Code for Trenton Assists Online Presence of City Restaurants
Back in December, Code for Trenton (CfT) volunteers were alerted that many of the city’s restaurants could use a better online presence. There were enticing and unique eateries, but how could they be better found on casual internet searches? So CfT volunteers canvassed the city for the past six months, and we’ve just now essentially completed our goal.
On Yelp, CfT manually uploaded menus, and if a business didn’t have one to go, photographs of menus were taken when permitted. On Google, we tried to link a website if one existed, and if not, a Facebook or Yelp page when applicable. On both, we uploaded compelling photographs and examined details, like making sure hours and categories were accurate. Our latest automated email (pictured) from Google shows that our photographs have been viewed nearly 300,000 times since we started.
This work involved walking city streets in all types of weather to over 160 Trenton food and drink establishments.

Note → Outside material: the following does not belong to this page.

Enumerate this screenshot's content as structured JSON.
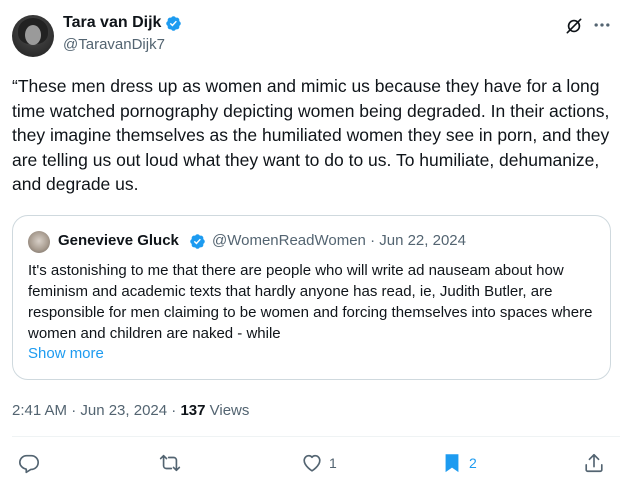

We witnessed various types of cuisine offerings, met hardworking, cordial owners and explored vibrant places that hopefully more people can discover.
Some restaurants had sleek websites and informative online menus already and some didn’t have menus at all. One interesting find was that every Chinese restaurant in Trenton had an abundance of menus along with helpful information. We later found there’s an explanation for this.
Another takeaway was branding— how being consistent with a name online can make a difference. Sometimes if a place had a “Number One” in it, it could not be found on Yelp unless we also tried a “#1,” or “No. 1.”
While some places might have been missed (there were some openings, closings and change-over during the 6 months), we hope the greater Trenton community can help adding in new places and information, while reviewing meals at establishments across the city.
CfT volunteers did not rate restaurants, however, we recognize that to better appear on searches, newly added places need to be reviewed. We hope Trentonians and others from around the country will do so. While sometimes reviewers can be brutally honest, others can be equally praising. Our group decided that making things more accessible was better in the long run.
Sites like Hidden Trenton and events like Taste Trenton continue to enhance the capital city’s reputation as a top “foodie” destination. Code for Trenton hopes that we complimented both and filled in gaps where they existed. It took many hours of walking and uploading, but CfT hopes the project is meaningful for business owners and customers alike.
The map of restaurants we covered can be located here and a database of menus is on our website.
Feel free to tell us what we missed, leave any feedback and contribute if you wish.